(Dataset rows for apps and sites)
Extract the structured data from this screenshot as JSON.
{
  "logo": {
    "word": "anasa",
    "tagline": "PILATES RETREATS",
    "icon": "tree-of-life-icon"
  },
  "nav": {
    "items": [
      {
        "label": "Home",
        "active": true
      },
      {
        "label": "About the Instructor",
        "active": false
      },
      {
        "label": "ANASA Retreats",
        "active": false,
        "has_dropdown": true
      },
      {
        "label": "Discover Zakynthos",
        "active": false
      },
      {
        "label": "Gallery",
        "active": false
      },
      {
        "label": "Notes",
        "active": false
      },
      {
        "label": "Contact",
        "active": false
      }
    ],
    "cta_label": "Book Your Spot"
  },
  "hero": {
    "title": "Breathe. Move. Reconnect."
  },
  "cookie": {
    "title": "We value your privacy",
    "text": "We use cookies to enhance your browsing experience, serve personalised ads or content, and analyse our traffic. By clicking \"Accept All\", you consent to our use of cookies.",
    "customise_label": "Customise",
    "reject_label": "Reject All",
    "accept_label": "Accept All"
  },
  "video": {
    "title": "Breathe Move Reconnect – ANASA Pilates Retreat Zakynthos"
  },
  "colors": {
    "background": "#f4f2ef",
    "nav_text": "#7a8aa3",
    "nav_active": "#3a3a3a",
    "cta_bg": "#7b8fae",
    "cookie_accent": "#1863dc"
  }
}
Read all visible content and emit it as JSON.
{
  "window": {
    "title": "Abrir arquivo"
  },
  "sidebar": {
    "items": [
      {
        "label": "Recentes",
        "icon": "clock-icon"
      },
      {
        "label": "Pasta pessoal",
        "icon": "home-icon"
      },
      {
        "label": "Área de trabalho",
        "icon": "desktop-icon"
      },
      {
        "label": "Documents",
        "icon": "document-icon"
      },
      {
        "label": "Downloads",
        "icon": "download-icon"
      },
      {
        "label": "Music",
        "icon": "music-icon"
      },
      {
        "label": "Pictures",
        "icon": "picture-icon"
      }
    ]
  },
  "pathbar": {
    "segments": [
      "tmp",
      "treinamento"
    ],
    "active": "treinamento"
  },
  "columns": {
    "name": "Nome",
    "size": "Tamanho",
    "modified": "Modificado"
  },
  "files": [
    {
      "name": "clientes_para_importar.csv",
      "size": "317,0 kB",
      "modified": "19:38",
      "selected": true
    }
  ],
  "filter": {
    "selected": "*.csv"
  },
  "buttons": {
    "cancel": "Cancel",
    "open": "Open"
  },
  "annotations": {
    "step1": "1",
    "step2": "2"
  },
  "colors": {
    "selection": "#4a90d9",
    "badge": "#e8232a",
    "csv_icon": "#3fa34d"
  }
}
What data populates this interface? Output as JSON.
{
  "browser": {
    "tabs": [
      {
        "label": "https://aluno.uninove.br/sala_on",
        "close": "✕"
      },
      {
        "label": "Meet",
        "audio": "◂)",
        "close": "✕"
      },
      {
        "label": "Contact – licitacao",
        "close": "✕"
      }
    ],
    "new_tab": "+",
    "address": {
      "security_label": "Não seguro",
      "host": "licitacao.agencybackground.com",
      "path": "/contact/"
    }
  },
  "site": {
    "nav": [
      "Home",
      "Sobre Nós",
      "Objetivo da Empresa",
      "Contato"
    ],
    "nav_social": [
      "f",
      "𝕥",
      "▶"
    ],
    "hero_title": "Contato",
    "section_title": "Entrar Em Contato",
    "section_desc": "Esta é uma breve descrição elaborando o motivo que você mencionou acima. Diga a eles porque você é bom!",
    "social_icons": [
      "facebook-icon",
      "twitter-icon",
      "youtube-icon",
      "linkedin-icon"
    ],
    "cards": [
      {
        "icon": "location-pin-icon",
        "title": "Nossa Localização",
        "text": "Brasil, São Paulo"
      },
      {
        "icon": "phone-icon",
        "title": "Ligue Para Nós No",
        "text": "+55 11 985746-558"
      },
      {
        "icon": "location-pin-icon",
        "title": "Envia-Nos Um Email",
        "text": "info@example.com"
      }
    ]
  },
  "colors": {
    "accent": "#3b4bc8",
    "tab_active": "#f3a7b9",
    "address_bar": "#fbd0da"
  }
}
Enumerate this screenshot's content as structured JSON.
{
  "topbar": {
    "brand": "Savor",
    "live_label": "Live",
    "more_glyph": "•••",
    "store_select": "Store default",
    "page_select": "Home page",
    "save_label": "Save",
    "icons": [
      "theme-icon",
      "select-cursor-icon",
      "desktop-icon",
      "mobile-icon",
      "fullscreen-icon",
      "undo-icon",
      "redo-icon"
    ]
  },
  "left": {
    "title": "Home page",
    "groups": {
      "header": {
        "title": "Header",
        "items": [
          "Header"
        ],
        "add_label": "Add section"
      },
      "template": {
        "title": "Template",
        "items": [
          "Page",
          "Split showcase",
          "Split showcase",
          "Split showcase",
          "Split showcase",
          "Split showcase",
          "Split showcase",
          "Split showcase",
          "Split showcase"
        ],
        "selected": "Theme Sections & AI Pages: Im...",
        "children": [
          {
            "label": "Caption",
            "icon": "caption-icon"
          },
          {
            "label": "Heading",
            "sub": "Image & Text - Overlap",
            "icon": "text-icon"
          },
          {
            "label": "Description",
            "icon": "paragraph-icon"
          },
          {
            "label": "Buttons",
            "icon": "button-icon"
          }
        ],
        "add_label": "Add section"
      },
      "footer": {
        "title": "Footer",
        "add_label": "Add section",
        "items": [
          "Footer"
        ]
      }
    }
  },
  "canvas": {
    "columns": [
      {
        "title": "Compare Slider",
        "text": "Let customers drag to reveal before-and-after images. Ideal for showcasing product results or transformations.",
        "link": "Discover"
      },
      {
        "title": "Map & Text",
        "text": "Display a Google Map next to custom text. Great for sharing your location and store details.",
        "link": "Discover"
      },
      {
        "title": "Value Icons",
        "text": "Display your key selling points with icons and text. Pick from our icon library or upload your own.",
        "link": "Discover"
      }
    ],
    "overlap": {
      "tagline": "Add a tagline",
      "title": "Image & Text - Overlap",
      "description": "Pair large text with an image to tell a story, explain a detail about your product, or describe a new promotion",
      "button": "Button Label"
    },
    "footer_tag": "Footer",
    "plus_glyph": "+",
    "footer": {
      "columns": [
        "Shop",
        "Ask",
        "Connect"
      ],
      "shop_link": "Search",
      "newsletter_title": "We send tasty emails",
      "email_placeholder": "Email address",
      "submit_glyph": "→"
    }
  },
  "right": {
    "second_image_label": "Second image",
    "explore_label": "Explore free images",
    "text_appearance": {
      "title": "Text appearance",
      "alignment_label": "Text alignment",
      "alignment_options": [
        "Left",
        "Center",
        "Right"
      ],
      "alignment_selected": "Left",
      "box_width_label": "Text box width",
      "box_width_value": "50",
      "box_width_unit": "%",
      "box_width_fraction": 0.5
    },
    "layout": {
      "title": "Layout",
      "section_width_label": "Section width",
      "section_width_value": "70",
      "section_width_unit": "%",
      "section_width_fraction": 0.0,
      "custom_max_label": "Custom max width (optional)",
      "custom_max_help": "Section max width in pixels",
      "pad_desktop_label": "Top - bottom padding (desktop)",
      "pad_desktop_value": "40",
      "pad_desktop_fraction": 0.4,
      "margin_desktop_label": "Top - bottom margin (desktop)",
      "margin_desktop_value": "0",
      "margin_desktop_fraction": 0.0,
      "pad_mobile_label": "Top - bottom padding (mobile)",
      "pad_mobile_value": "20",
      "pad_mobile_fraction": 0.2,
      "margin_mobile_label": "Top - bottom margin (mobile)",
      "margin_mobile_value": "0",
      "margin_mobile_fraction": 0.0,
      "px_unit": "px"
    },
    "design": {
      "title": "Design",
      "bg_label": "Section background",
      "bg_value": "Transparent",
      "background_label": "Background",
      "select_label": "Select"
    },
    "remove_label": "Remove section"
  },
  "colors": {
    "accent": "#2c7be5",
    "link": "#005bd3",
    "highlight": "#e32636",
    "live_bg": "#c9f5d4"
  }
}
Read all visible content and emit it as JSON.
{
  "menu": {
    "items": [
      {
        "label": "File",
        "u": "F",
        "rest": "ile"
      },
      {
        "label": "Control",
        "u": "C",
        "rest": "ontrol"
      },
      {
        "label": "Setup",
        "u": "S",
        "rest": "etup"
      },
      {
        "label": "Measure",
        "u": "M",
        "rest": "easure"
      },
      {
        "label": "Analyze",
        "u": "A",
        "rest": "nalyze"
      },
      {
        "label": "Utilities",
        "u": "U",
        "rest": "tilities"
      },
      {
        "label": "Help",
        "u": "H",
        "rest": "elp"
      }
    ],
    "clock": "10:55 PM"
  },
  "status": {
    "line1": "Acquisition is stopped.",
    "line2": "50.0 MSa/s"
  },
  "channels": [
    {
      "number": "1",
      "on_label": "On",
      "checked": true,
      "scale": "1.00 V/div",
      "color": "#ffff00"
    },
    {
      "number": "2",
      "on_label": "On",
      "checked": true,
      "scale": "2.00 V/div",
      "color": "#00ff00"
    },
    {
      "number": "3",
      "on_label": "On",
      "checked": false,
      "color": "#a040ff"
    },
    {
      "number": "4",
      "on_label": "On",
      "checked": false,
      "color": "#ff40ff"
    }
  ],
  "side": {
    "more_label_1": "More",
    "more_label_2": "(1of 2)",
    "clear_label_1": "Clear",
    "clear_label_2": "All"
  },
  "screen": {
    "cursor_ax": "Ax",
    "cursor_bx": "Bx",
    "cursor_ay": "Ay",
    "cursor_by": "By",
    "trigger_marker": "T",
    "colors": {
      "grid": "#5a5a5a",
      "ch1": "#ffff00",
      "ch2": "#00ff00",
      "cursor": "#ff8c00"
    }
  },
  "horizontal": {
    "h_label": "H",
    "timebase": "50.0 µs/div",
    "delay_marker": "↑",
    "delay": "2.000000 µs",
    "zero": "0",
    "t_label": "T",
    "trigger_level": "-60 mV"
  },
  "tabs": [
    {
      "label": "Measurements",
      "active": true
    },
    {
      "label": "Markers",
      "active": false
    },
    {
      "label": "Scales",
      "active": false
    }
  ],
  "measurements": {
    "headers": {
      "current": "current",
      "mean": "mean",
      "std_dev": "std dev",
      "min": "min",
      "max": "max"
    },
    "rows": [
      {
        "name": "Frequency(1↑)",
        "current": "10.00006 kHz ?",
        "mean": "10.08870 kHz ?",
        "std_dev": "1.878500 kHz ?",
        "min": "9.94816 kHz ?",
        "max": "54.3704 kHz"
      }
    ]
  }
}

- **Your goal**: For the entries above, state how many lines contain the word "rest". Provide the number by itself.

- **Finished exercise**: 7